Teju Cole returns to his native Nigeria after fifteen years in New York, and recounts his return in a new book, Every Day is for the Thief. This is a marvelous memoir. After a decade and half away, Cole cannot help but see his home through both Nigerian and Western eyes. The device helps build a bridge between the foreign reader and the life of Lagos without the oversimplification and condescension of so much travel journalism in Africa.
In an early passage, fresh off his flight from New York, and drenched in requests for bribes and “little somethings”, Cole recognizes his own foreignness and struggles to reorient his moral compass.
Night descends with no warning. I am breathing the air of the city for the first time in a decade and half: white smoke, ochre dust, familiar as my own breath. But other things, less visible, have changed. I have taken into myself some of the assumptions of life in a Western democracy–certain ideas about legality, for instance, certain expectations about due process–and in that sense I have returned a stranger. What the trip back from the airport makes me think, and what is confirmed over the course of the following days, is the extent to which Lagos has become a patronage society.
Money, dished out in quantities fitting the context, is a social lubricant here. It eases passage even as it maintains hierarchies. Fifty naira for the man who helps you back out from a parking spot, two hundred naira for the police officer who stops you for no good reason in the dead of night, ten thousand for the clearing agent who helps bring your imported crate through customs.

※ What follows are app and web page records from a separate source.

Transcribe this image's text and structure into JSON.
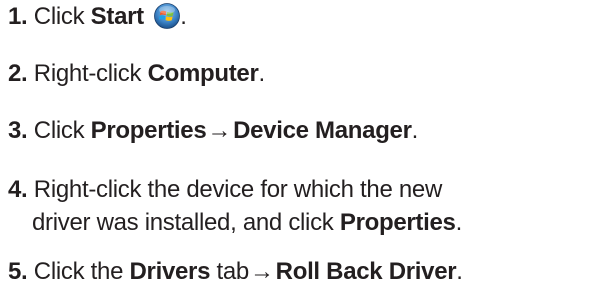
{
  "steps": [
    {
      "number": "1.",
      "pre": "Click ",
      "bold": "Start",
      "icon": "windows-start-orb-icon",
      "post": "."
    },
    {
      "number": "2.",
      "pre": "Right-click ",
      "bold": "Computer",
      "post": "."
    },
    {
      "number": "3.",
      "pre": "Click ",
      "bold": "Properties",
      "arrow": "→",
      "bold2": "Device Manager",
      "post": "."
    },
    {
      "number": "4.",
      "line1": "Right-click the device for which the new",
      "line2_pre": "driver was installed, and click ",
      "bold": "Properties",
      "post": "."
    },
    {
      "number": "5.",
      "pre": "Click the ",
      "bold": "Drivers",
      "mid": " tab",
      "arrow": "→",
      "bold2": "Roll Back Driver",
      "post": "."
    }
  ]
}
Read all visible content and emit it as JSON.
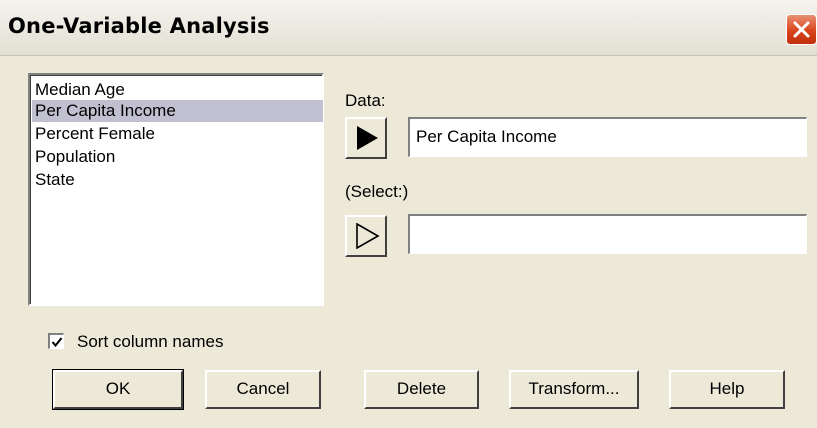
{
  "window": {
    "title": "One-Variable Analysis"
  },
  "columns_list": {
    "items": [
      "Median Age",
      "Per Capita Income",
      "Percent Female",
      "Population",
      "State"
    ],
    "selected": "Per Capita Income"
  },
  "data_field": {
    "label": "Data:",
    "value": "Per Capita Income"
  },
  "select_field": {
    "label": "(Select:)",
    "value": ""
  },
  "sort_option": {
    "label": "Sort column names",
    "checked": true
  },
  "buttons": {
    "ok": "OK",
    "cancel": "Cancel",
    "delete": "Delete",
    "transform": "Transform...",
    "help": "Help"
  },
  "icons": {
    "close": "close-icon",
    "arrow_filled": "arrow-right-filled-icon",
    "arrow_outline": "arrow-right-outline-icon",
    "check": "checkmark-icon"
  }
}
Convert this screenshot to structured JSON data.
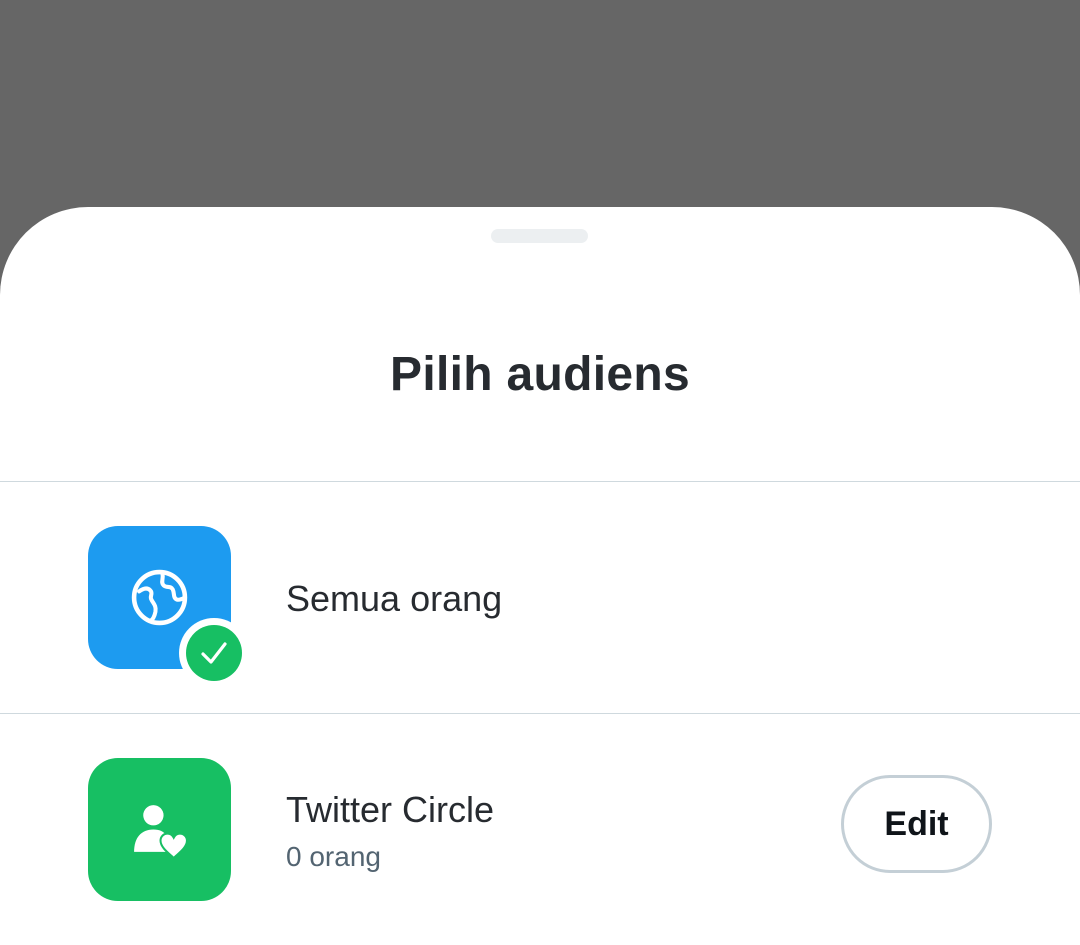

For many Nigerians, the giving and receiving of bribes, tips, extortion money or alms–the categories are fluid–is not thought of in moral terms. It is seen either as a mild irritant or as an opportunity. It is a way of getting things done, neither more nor less than what money is there for.
Every page of the book contains something poignant and thoughtful. His prose is crisp and elegant. I can’t recommend the book highly enough.
But now, lest readers who have not yet reached Africa think that all the continent is awash in bribes, let me stress that in my six years working there I have not been asked nor have I needed to give a bribe.
Well, almost never. At least not after the first fifteen minutes.
Fresh off the plane for my first stretch of Kenyan field work, I might have left my passport sitting on the airport forex desk, and a soldier might have picked it up, tracked me down, and then asked for a little something in return for the favor. I had three dollars in my pocket. Short story: best money I have ever spent. And he deserved it.
In my books, paying for my own stupidity (or, now that I have a PhD, my absent-mindedness) does not count as a bribe. Or so I say to myself.